UPDATE: NMRA was able to persuade the SF County Commissioners to back down their tipped wage to a more reasonable 30% of Minimum. You can see the SFC and other minimum wages HERE.

Letter from NMRA to Santa Fe County Commissioners:

On behalf of the board of directors and members of the New Mexico Restaurant Association, I would like to thank you for reconsidering the 300% increase in server wages. Mandated wage hikes cause restaurant operators to make very difficult decisions that typically involve the elimination of jobs, reduction of staff hours and/or an increase in menu prices.  I represent many of the smaller independent restaurants in Santa Fe County. I have been receiving calls from distressed restaurant owners not knowing what to do about this unscheduled increase in payroll on top of high commodity prices. You are to be commended for recognizing a mistake was made and needs to be corrected before you implement your wage hike.

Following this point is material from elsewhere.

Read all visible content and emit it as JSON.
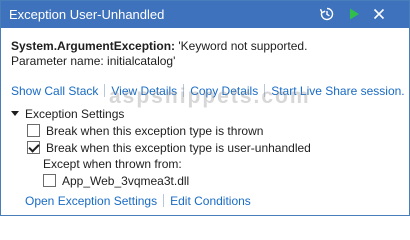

Rest assured, servers are some of the highest paid employees at a restaurant. Just this month a restaurant manager, a 40-year veteran, told me that one of his tipped employees had higher income in 2013 (both in total and on an hourly basis) than any of the restaurant managers or non-tipped employees, including him. This is not an uncommon occurrence. Servers average $11.40 per hour in New Mexico. As you know, it is not legal to pay employees less than minimum wage, even tipped employees must have their hourly income equal at least minimum or the employer must make up that wage.

The practice of tipping is clearly under fire in the United States.  Extremist believe it is a plot to underpay workers, despite the fact that tipped employees are some of the highest paid employees in the restaurant industry.  It’s really just a difference of what is considered acceptable. In the United States, servers rely on tips for most of their pay; In Europe and other countries, a service charge is added to a check and becomes a part of the taxable business income from which wages are paid. Santa Fe has enjoyed a healthy restaurant industry partially because they have not over-burdened restaurants with increased server wages on top of their living wage law.

Thank you for your consideration on behalf of all the restaurants doing business in Santa Fe County. I am not able to be at your meeting tomorrow but will remain available by phone if you have questions or comments.

At your service,

Carol Wight

New Mexico Restaurant Association


9201 Montgomery NE, Suite 602

Albuquerque, NM 87111